◆ **TO DO**: Whenever a line in the data below includes the string "from", copy it out.

◆ **Dataset records**:
══════════════════════════════

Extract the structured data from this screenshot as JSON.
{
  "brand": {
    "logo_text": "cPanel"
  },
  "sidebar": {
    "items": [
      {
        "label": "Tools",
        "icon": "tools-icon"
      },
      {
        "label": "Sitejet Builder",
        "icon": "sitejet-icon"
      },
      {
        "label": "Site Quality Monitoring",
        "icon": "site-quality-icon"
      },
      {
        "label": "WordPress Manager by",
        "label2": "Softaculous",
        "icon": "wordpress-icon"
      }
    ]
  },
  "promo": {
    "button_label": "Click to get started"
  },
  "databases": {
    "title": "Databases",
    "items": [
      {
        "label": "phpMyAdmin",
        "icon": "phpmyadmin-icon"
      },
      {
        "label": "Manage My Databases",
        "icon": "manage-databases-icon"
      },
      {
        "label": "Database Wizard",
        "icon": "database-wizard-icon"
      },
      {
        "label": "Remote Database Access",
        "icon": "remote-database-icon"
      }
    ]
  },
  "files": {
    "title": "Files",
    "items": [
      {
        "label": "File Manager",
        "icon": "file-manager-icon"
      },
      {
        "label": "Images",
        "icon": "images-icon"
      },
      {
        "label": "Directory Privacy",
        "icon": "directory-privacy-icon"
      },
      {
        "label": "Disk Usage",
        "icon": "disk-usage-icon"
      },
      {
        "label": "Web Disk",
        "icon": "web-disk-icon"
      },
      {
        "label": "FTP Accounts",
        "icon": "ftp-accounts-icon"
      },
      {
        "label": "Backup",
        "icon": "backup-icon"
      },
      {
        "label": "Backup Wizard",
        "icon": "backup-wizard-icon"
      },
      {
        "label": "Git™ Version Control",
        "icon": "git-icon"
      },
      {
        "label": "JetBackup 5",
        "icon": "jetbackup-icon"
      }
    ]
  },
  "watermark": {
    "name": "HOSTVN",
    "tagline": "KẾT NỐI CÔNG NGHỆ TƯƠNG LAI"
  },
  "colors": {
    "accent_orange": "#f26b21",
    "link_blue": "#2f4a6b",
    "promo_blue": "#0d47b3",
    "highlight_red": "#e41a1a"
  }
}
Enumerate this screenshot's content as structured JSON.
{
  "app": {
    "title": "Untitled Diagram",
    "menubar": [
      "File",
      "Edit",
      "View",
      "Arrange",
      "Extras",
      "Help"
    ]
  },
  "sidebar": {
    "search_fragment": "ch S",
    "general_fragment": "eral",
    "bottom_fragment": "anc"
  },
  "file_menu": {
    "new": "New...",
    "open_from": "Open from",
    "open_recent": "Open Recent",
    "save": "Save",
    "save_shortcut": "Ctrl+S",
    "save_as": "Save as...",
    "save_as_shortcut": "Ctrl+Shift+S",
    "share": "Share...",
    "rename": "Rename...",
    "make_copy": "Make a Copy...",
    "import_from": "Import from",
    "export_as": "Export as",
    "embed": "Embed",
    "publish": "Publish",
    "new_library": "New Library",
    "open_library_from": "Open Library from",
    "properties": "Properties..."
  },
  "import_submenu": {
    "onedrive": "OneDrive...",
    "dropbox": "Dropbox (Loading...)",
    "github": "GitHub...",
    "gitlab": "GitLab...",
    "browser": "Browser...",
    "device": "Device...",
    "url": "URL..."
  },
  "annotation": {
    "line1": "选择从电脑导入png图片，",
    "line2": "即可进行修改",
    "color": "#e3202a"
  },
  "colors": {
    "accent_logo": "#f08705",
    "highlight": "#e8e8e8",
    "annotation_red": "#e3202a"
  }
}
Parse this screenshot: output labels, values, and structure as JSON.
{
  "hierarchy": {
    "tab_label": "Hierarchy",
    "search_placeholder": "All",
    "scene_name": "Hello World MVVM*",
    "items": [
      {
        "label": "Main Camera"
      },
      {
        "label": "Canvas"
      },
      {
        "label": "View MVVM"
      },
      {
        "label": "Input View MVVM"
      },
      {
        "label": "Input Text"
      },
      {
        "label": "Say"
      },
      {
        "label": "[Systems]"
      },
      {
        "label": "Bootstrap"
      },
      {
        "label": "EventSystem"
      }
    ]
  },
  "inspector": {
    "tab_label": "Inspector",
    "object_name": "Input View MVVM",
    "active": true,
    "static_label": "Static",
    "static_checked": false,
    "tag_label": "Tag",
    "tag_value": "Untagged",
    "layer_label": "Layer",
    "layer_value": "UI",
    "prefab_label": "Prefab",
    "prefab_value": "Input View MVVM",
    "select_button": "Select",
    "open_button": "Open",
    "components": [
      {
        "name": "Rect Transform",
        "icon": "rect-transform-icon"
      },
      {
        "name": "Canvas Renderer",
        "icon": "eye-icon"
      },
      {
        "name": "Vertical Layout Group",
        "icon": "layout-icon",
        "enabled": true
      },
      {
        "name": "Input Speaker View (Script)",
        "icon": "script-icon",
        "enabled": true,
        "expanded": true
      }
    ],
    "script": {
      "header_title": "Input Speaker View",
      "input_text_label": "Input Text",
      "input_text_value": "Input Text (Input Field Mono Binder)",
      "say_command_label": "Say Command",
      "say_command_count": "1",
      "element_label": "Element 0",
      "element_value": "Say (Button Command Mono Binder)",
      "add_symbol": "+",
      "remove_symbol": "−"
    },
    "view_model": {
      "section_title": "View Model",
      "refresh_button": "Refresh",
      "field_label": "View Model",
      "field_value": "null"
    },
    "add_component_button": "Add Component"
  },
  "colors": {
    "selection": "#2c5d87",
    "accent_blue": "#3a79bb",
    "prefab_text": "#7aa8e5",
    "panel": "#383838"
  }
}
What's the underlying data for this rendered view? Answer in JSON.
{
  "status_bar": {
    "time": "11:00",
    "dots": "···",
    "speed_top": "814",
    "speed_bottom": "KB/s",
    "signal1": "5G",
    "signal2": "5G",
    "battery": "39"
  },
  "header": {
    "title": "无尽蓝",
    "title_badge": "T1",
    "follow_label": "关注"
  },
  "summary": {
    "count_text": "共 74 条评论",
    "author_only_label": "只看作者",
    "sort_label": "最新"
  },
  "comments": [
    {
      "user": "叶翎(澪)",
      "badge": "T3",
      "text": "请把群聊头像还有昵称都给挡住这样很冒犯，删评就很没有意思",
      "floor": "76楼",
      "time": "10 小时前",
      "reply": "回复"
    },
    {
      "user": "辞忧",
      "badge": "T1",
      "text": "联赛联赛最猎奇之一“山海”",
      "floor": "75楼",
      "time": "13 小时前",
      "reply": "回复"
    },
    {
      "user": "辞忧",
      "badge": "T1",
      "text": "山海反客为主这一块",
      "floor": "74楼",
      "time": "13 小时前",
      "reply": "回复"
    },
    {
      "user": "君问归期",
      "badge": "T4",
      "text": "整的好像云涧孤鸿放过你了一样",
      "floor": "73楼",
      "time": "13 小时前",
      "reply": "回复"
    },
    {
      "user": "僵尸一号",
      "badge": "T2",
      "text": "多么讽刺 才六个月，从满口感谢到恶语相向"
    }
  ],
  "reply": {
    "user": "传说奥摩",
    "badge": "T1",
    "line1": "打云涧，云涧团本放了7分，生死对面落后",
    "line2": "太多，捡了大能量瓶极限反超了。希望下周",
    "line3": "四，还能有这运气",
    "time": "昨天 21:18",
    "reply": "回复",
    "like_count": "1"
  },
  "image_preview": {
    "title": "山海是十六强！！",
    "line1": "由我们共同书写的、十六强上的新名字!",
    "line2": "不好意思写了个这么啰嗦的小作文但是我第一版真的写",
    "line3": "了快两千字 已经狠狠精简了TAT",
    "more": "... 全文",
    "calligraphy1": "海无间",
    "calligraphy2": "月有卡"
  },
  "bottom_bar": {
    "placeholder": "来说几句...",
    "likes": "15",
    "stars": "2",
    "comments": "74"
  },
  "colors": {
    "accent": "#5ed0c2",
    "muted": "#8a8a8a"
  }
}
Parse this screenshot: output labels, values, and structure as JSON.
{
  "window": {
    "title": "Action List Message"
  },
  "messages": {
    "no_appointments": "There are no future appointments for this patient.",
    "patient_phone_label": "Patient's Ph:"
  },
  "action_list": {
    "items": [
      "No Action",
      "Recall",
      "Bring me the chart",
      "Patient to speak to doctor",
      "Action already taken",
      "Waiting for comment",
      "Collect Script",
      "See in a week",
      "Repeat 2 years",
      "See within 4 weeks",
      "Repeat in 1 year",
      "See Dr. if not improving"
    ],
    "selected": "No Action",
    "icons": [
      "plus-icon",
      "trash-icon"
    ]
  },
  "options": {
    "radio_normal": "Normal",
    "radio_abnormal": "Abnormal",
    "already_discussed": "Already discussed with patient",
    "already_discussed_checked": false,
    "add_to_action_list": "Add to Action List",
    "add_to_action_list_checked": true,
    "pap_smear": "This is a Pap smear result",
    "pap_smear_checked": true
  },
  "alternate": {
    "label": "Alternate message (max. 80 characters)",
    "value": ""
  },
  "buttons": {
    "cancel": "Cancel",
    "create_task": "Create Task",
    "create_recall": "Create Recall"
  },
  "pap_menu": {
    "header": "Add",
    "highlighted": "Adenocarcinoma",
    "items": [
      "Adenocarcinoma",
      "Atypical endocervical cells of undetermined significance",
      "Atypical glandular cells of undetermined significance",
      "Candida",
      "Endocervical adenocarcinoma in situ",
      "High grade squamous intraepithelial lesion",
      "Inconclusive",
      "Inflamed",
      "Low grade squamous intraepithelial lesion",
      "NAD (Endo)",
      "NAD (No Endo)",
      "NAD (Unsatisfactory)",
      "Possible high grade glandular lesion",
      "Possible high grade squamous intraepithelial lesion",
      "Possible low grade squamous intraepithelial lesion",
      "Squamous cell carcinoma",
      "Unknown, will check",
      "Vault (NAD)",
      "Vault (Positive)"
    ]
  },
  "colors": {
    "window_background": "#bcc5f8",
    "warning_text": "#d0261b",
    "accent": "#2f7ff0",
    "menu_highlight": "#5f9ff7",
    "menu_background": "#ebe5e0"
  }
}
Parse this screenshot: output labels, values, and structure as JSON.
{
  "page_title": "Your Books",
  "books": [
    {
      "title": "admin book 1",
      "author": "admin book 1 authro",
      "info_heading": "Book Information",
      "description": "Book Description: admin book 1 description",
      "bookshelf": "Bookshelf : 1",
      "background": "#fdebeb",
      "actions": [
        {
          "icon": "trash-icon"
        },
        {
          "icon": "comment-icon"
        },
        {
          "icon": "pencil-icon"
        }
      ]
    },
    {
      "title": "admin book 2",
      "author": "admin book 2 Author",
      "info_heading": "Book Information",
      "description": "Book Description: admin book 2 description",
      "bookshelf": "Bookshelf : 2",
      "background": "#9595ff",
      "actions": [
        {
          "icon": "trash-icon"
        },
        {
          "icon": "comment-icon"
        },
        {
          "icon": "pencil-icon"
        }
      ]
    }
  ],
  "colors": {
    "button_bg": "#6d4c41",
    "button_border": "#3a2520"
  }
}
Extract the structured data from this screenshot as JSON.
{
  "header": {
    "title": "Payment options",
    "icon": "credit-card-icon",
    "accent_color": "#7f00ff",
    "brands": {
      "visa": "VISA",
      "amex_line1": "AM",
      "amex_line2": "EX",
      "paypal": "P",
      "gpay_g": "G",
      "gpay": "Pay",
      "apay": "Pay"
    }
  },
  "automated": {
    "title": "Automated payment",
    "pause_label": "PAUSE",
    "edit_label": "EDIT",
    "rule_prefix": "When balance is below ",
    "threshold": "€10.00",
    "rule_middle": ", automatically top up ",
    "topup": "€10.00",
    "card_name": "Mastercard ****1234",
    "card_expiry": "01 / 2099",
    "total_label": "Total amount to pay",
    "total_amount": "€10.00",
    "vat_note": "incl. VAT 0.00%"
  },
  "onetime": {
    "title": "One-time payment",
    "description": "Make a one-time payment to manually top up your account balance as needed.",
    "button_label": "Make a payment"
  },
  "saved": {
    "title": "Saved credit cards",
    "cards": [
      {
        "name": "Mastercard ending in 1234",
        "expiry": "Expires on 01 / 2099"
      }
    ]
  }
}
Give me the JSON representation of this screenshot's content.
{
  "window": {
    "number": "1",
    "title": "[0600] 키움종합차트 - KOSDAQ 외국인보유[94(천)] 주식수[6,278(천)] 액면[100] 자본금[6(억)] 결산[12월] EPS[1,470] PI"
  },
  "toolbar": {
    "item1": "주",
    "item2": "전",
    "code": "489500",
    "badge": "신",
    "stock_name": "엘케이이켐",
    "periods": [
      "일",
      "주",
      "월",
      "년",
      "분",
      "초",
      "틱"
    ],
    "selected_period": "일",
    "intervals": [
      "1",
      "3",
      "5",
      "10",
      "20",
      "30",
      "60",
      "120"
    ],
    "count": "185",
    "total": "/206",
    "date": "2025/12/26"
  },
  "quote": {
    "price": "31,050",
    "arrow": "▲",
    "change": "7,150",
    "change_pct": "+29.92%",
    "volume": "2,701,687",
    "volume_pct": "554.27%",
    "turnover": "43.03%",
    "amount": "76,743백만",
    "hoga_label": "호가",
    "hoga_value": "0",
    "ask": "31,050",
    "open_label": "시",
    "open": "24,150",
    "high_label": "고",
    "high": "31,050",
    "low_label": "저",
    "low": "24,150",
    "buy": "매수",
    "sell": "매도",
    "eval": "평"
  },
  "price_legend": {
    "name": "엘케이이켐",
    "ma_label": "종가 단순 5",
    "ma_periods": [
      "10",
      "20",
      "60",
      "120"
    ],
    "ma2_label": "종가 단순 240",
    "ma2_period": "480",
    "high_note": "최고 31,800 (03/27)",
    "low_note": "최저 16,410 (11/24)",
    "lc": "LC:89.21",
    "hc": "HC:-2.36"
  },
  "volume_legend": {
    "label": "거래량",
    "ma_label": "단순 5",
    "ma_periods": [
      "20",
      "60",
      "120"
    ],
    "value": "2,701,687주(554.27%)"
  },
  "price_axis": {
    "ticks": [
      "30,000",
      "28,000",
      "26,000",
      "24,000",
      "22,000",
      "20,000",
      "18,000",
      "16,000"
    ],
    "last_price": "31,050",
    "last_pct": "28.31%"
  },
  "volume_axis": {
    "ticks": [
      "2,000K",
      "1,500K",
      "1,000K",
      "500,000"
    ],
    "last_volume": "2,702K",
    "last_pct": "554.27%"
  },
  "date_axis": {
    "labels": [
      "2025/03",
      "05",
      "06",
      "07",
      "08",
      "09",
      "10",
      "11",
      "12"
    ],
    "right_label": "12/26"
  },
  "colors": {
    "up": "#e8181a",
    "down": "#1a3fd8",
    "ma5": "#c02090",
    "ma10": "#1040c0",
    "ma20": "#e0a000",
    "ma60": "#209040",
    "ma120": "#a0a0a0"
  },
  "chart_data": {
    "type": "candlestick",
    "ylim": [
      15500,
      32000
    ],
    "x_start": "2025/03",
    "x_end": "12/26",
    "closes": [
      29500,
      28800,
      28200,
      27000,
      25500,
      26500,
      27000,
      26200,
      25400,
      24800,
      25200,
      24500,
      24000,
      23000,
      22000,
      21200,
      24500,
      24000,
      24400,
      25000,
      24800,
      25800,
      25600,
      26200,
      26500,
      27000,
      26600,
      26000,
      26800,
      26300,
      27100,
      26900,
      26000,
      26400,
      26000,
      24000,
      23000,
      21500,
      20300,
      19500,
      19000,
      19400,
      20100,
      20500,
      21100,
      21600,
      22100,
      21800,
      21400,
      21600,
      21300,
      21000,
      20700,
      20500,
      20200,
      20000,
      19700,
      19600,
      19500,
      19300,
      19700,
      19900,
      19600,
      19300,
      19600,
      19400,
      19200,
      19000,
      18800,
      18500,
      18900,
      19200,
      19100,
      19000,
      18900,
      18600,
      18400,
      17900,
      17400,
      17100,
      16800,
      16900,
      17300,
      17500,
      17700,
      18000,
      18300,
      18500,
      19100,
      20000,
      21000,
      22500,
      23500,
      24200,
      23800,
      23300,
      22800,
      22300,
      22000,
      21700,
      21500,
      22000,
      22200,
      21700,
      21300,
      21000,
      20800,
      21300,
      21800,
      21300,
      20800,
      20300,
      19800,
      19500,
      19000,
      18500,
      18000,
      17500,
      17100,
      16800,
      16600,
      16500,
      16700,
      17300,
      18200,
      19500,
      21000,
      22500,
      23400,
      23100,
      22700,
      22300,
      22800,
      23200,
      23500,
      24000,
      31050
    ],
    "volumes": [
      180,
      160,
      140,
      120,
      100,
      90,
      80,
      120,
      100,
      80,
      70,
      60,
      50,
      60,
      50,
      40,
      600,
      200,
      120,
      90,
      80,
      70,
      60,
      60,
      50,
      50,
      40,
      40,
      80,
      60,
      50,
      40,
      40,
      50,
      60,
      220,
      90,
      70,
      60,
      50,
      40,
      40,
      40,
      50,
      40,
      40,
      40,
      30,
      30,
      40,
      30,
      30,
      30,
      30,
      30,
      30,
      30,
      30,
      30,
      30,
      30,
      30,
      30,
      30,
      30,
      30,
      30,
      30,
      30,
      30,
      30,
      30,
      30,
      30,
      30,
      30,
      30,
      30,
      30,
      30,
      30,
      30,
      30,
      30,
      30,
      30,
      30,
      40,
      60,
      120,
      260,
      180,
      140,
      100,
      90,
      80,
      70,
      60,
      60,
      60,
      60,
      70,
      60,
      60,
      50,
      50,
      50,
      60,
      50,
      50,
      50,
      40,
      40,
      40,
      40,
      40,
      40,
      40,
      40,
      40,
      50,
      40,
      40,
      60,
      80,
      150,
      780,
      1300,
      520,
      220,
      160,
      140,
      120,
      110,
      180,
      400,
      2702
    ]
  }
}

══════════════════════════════

◆ **RESPONSE**:
Extract the structured data from this screenshot as JSON.
    "open_from": "Open from",
    "import_from": "Import from",
    "open_library_from": "Open Library from",
Extract the structured data from this screenshot as JSON.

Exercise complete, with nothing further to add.